The WOW! it can be aroused by an image of any photographic genre, from portrait to landscape, from fashion to photojournalism, it is ecumenical and democratic: a selfie can be WOW! like a photograph of an author.
With the 2020 edition of PVF we would therefore like to open a dialogue on the state of photography, to ask ourselves if and how the changes we have spoken about are influencing the aesthetics and content of the images.
Undoubtedly we are in the presence of ever greater stimuli to seek new languages, to experiment and transform visual communication, and most likely many photographers feel, more or less consciously driven to seek WOW photography! by composition, subject, pose, perspective, lights, colors, technique, etc. .
But it is also true that the amazement for each new aesthetic scenario is getting faster and faster – just think of how quickly we got used to photos and videos taken with drones -; however much we can push the photographic construction on a factor whose half-life is always shorter? Is this search for the surprising at all costs addicting us? is it itself homologating? Where is the saturation point? And what will be after the Wow?
But these are not the only and not the most uncomfortable of questions. There are others, and very delicate. What will be the future scenarios and the ethical and even political implications of this increasingly driven production of images? How can we, in this sea of images, identify the most significant, powerful and original, non-conformist works? How to discern them in the mass of images and how and what to keep?
As we know, each archive is a place of conservation, but of something that has been selected and organized. There is no archive without sorting and choice. But now, in the cloud databases, we take note of a non-archival (unorganized) conservation, the extent of which is difficult to imagine in the physical world, to the point that, “If you do nothing else than looking at images, you would need 587 days to see all the photos produced on Earth in a single day “. How to move in this infinite space of data is not only not obvious, but is at the same time the exciting challenge of the coming decades.

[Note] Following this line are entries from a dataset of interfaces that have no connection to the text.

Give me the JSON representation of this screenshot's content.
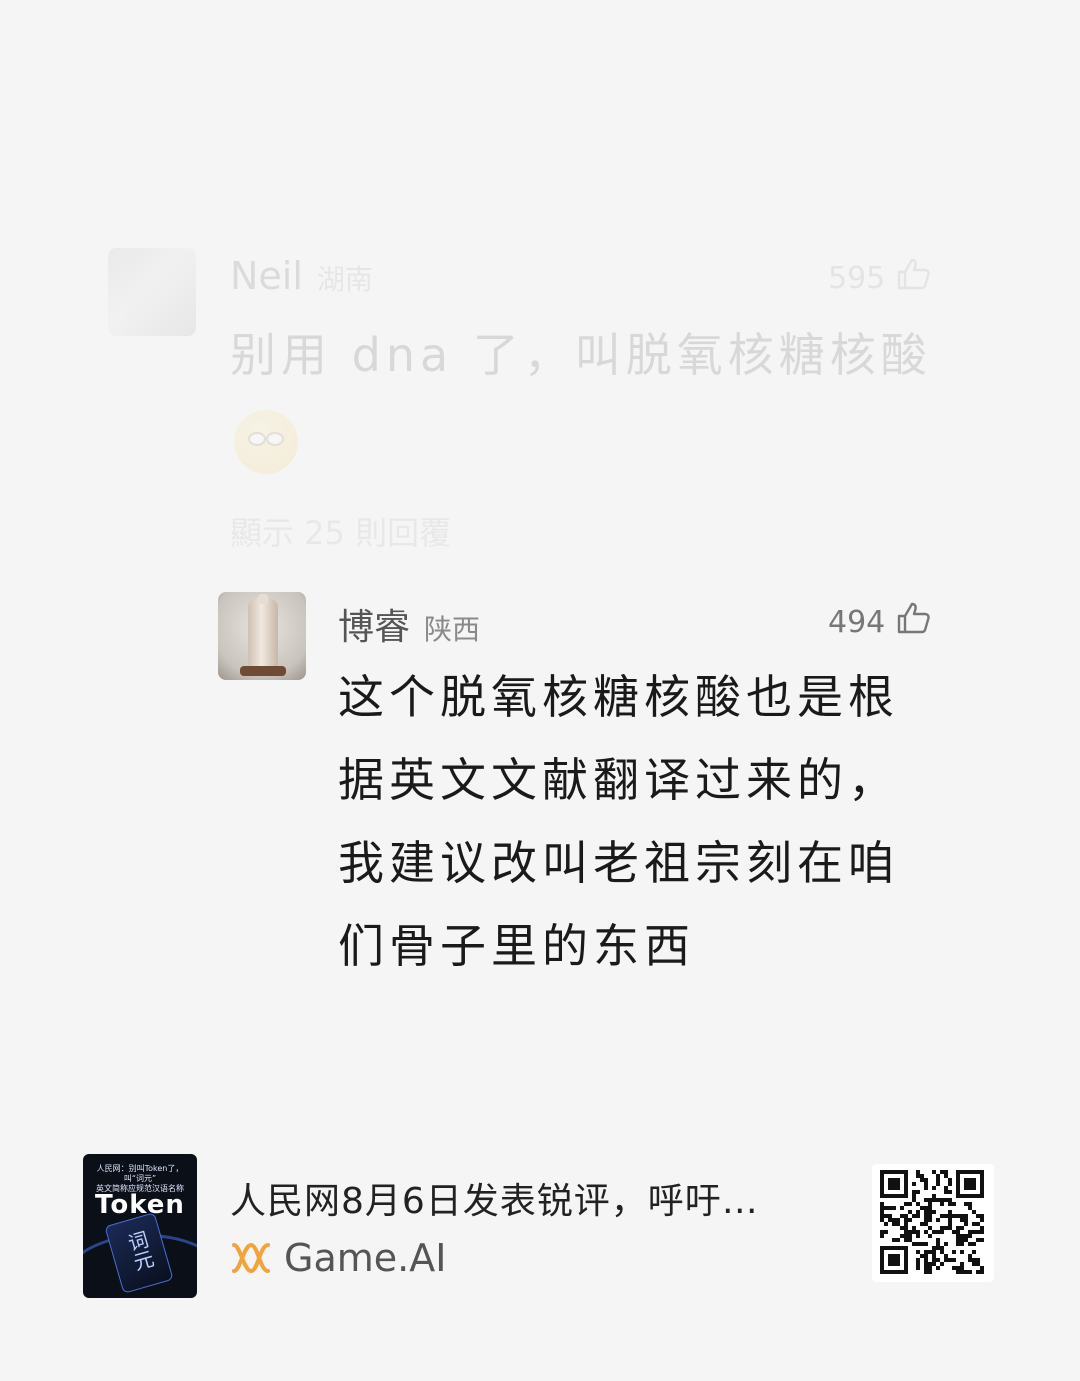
{
  "comments": [
    {
      "username": "Neil",
      "location": "湖南",
      "likes": "595",
      "text": "别用 dna 了，叫脱氧核糖核酸",
      "emoji_icon": "smug-face-emoji-icon",
      "replies_label": "顯示 25 則回覆"
    },
    {
      "username": "博睿",
      "location": "陕西",
      "likes": "494",
      "text": "这个脱氧核糖核酸也是根据英文文献翻译过来的，我建议改叫老祖宗刻在咱们骨子里的东西"
    }
  ],
  "footer": {
    "title": "人民网8月6日发表锐评，呼吁…",
    "source": "Game.AI",
    "thumbnail": {
      "top_text": "人民网：别叫Token了，叫“词元”",
      "top_text_2": "英文简称应规范汉语名称",
      "title": "Token",
      "card_text": "词元"
    }
  },
  "colors": {
    "background": "#f5f5f5",
    "text": "#1a1a1a",
    "secondary": "#8a8a8a",
    "source_logo": "#f2a33a"
  }
}
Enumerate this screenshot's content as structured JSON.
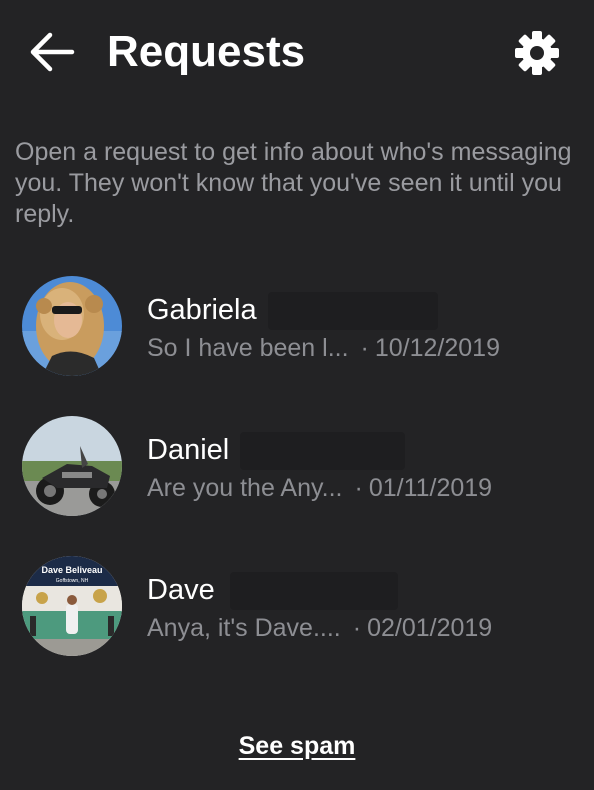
{
  "header": {
    "title": "Requests",
    "back_icon": "arrow-left-icon",
    "settings_icon": "gear-icon"
  },
  "info": {
    "text": "Open a request to get info about who's messaging you. They won't know that you've seen it until you reply."
  },
  "requests": [
    {
      "name": "Gabriela",
      "preview": "So I have been l...",
      "separator": "·",
      "date": "10/12/2019"
    },
    {
      "name": "Daniel",
      "preview": "Are you the Any...",
      "separator": "·",
      "date": "01/11/2019"
    },
    {
      "name": "Dave",
      "preview": "Anya, it's Dave....",
      "separator": "·",
      "date": "02/01/2019"
    }
  ],
  "avatar_texts": {
    "dave_line1": "Dave Beliveau",
    "dave_line2": "Goffstown, NH"
  },
  "footer": {
    "see_spam_label": "See spam"
  },
  "colors": {
    "background": "#232325",
    "text_primary": "#ffffff",
    "text_secondary": "#8d8e93"
  }
}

WOW! – Photography in the age of the attention economy – therefore wants to be an open reflection on the current state of photography, at the time of attention span and image flood. A reflection capable of accounting for its ethical and aesthetic evolution, and the wealth and dangers that run through the field.